I would assume that by always doubling (instead of growing 50%) it was easier to make new hardware that coexists with existing applications and other legacy components. So for example when they went from 8-bits to 16, each instruction could now move 2 bytes instead of 1, so you save yourself one clock cycle but then end result is the same. However, if you went from 8 to 12-bit architecture, you'd end breaking up original data into halfs and managing that could become annoying. These are just guesses, I'm not really a hardware expert.

share|improve this answer
"Very first CPU (around 1970s) ...". You need to do some reading on the history of computing!! The very first CPU for a von Neumann architecture computer was built during World War II ... or before (depending on whose version of history you believe.) – Stephen C Nov 17 '11 at 3:20
and there were computing devices in 19th century and I'm sure egyptians had some kind of calculator pot. That info came from the Wikipedia page that I linked. Like I said, I'm not a hardware expert and I'm certainly not a historian, but if you feel that I'm so far off, you might want to go update that wikipedia page. – DXM Nov 17 '11 at 4:02
I guess it would help if I didn't screw up the link as I was entering in. I also I apologize for saying "first CPU". Since I was quoting the wiki page, I should have said "first microprocessor". That's what I meant. Sorry about that. – DXM Nov 17 '11 at 4:05
A solution to the "pre-electron" computer is to say modern computer or I suppose the electron computer. Even today you could build a mechanical computer. It wasn't until we started to use electron fields to our advantage did we build a micro-processor. – Ramhound Nov 17 '11 at 13:37
The 8-bit byte and 16-bit word size used by the PDP series may have also played a factor in the popularity of 8-bit bytes. – Jay Elston Nov 17 '11 at 18:56

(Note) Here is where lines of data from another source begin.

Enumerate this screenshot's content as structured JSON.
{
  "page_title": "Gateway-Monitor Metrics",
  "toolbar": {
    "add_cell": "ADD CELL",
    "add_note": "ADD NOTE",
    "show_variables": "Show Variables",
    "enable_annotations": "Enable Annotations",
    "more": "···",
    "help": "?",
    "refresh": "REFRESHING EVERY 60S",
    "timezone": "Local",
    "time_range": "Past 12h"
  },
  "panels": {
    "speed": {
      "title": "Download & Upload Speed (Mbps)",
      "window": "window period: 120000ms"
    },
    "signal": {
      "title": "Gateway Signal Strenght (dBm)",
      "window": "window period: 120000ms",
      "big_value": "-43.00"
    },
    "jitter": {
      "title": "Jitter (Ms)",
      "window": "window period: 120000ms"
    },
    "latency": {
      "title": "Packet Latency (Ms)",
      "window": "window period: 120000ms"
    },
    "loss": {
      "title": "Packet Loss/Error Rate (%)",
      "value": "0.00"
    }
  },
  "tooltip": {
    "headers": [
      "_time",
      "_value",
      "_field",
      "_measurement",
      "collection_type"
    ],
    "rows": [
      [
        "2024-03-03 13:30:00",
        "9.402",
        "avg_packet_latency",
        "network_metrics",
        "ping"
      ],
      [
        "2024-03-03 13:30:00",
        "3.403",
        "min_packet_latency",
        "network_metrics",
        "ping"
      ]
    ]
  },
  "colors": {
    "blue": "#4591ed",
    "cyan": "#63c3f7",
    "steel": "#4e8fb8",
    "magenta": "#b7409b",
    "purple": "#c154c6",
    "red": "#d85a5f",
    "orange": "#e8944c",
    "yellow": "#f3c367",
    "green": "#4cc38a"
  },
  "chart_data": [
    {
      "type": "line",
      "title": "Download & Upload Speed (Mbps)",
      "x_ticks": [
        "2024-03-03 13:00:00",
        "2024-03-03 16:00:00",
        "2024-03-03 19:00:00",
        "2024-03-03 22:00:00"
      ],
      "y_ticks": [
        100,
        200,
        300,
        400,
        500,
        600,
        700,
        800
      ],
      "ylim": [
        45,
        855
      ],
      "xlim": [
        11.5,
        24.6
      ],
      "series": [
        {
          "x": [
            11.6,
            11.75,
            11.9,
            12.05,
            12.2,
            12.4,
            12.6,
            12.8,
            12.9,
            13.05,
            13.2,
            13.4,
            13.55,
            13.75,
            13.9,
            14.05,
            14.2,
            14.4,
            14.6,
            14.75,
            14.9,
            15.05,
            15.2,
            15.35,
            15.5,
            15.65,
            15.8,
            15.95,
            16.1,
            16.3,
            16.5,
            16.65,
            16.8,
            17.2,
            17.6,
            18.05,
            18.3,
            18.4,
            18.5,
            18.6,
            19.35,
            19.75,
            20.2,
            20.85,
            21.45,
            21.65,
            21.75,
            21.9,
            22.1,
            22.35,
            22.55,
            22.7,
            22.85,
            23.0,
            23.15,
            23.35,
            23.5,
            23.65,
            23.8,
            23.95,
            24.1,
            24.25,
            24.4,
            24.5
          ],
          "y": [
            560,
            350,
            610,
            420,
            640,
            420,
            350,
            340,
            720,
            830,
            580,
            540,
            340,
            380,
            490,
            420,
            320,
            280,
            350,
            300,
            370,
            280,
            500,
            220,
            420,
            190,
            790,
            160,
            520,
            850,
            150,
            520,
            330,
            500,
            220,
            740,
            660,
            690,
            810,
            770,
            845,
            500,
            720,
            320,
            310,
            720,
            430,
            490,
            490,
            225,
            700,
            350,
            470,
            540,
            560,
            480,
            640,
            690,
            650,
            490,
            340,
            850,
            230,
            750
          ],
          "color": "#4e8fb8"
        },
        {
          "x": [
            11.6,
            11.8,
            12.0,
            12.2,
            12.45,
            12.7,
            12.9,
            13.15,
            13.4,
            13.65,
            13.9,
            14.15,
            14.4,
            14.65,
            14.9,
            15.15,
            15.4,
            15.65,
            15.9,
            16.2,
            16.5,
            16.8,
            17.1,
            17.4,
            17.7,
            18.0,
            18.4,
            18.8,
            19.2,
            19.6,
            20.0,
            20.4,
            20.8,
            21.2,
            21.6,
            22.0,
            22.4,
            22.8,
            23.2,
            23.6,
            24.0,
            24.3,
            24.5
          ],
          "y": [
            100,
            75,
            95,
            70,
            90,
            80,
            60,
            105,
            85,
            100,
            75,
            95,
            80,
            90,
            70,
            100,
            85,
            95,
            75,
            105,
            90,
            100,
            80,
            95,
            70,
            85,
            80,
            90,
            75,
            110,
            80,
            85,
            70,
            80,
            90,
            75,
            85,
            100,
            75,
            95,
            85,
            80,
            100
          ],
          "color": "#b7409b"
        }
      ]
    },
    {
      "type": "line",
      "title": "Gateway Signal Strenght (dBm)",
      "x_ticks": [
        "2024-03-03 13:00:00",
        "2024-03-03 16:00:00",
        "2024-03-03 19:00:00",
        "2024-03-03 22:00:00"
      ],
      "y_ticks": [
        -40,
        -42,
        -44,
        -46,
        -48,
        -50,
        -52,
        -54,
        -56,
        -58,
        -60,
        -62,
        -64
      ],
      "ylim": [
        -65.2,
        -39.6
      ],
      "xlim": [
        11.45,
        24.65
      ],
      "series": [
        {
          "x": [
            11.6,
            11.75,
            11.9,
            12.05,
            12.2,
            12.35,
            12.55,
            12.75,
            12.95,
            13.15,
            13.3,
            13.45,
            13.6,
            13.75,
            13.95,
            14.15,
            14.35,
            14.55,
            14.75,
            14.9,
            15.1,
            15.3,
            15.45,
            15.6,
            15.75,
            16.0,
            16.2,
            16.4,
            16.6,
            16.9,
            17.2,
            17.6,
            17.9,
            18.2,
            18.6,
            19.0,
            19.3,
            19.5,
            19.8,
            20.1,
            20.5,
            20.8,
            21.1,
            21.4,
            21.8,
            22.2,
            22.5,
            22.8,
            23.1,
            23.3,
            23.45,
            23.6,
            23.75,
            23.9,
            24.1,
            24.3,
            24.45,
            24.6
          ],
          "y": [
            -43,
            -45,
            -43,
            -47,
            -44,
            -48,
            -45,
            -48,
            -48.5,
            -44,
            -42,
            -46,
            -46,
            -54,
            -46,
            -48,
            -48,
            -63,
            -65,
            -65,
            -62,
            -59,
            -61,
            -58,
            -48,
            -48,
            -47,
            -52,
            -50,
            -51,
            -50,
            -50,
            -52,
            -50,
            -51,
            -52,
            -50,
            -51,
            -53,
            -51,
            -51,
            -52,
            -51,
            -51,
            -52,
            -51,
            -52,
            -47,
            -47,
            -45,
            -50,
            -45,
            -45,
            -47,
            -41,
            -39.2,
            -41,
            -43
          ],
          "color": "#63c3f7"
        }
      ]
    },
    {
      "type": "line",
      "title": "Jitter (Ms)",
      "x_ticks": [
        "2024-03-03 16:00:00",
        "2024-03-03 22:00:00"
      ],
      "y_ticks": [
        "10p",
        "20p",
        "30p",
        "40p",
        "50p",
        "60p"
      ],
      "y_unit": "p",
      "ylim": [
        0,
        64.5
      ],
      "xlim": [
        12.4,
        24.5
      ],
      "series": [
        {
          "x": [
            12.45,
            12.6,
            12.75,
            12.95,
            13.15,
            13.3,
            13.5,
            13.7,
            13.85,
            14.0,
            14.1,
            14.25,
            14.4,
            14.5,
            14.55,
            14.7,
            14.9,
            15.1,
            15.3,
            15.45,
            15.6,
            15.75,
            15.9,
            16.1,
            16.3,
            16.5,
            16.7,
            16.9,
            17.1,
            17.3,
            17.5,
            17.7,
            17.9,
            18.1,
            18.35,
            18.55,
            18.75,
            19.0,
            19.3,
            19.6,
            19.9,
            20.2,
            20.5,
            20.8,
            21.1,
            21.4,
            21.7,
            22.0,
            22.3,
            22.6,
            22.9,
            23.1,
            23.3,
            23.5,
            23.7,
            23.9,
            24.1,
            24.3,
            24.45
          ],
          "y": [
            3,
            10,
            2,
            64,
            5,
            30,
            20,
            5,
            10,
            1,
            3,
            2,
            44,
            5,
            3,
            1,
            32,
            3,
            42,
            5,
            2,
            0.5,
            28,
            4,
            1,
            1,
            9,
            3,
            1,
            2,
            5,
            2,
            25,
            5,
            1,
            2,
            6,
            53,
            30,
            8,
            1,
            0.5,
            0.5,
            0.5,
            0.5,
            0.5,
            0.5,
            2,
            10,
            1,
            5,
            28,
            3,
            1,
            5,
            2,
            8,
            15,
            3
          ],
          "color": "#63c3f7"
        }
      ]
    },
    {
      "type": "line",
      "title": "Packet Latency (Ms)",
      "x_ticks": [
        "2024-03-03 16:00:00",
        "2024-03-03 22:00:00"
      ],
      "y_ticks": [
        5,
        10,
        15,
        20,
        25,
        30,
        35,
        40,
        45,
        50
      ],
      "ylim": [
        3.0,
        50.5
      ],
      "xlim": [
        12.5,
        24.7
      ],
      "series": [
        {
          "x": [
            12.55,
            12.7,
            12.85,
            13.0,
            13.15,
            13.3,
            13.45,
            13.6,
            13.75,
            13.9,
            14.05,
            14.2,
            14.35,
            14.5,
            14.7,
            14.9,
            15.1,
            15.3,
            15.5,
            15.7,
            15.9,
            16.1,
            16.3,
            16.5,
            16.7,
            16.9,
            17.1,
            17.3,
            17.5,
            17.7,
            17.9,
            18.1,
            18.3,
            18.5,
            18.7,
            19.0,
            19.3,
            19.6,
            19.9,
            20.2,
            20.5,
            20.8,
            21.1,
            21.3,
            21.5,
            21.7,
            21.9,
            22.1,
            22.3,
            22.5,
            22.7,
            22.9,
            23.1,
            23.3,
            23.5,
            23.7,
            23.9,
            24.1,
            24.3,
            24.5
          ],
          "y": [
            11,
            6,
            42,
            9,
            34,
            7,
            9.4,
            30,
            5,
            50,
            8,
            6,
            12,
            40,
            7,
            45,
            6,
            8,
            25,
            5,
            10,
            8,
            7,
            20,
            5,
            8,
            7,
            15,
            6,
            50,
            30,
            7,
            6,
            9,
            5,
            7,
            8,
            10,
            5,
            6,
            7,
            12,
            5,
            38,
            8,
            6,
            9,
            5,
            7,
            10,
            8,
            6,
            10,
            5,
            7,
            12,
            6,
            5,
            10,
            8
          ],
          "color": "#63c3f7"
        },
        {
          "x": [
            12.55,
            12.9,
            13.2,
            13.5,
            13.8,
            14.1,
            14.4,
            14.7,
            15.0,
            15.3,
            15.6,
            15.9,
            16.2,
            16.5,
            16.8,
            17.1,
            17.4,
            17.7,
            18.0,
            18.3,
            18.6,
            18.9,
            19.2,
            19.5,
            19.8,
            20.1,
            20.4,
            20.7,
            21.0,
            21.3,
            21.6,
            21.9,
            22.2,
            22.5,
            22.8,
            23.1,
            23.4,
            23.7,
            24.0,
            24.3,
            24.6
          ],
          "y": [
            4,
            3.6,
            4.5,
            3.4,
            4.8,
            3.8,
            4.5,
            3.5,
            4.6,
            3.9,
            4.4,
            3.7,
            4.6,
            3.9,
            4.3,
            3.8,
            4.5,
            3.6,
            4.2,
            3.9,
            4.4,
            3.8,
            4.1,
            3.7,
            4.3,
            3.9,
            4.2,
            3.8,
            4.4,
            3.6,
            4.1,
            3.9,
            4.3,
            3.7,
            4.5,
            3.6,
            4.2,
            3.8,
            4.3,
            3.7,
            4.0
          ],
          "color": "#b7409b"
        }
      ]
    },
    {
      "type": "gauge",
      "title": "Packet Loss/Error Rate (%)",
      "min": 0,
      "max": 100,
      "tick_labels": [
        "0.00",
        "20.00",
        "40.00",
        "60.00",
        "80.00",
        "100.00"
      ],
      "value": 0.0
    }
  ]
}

A byte has been variously (at least) 1, 6, 7, 8, 9, 12, 18, 20 and possibly 36 bits, depending on what computer you are looking at. I am taking "byte" here to mean "smallest addressable unit of memory", rather than using any sort of text-centric interpretation.

The 20-bit bytes were extremely common in the "IAS machines", in the 50s. 6, 12, 18 (and maybe 36) were quite popular in a variety of architectures in the 60s, 70s and to some degree 80s.

In the end, having a nice correspondence between "powers of 2" and "bits in an addressable unit" seem to have won out.

share|improve this answer
And never 10 bits? All I could find with Google is some recent video processors are 10 bits. – khrf9 Jan 2 '14 at 0:07
@khrf It's possible, I just can't recall any architecture that had it (I mostly considered general-purpose computers). – Vatine Jan 2 '14 at 12:08
Yes, I consider general-purpose computers too. It's strange because I imagine how nice it would be with 10-bits-byte to know that you can address 1 kilobyte with 1 byte, 1 megabyte with 2 bytes, etc. Of course, it's just a caprice on comfort :) – khrf9 Jan 6 '14 at 15:03

A byte doesn't have to be 8 bits, but it appears that C and C++ define a byte as being at least 8 bits (although it could be more). This question on Stack Overflow mentions a few systems where 1 byte is not 8 bits.

share|improve this answer
C++, or the compiler? – Babiker Dec 26 '14 at 5:16
@Babiker: C++. The compiler will have a precise definition. (CHAR_BITS macro) – MSalters Jan 30 '15 at 13:03

According to my information the word byte itself was derived from the phrase by-eight which was eight (8) bits words. the convenience we find in 8 bits words is the conversion to hexadecimal values since the value 00000000 = 00 & 11111111 = FF (Dec 255 for unsigned and -127 for signed) it is easy to do all arithmetic operations on such structure including bit-wise operations.

I see bytes (8 bits words) as a natural evolution of word sizes from catastrophically small 3 bits up to ridiculously big 60 bits words

share|improve this answer

protected by gnat Jan 30 '15 at 10:46

Thank you for your interest in this question. Because it has attracted low-quality or spam answers that had to be removed, posting an answer now requires 10 reputation on this site (the association bonus does not count).

Would you like to answer one of these unanswered questions instead?

Not the answer you're looking for? Browse other questions tagged or ask your own question.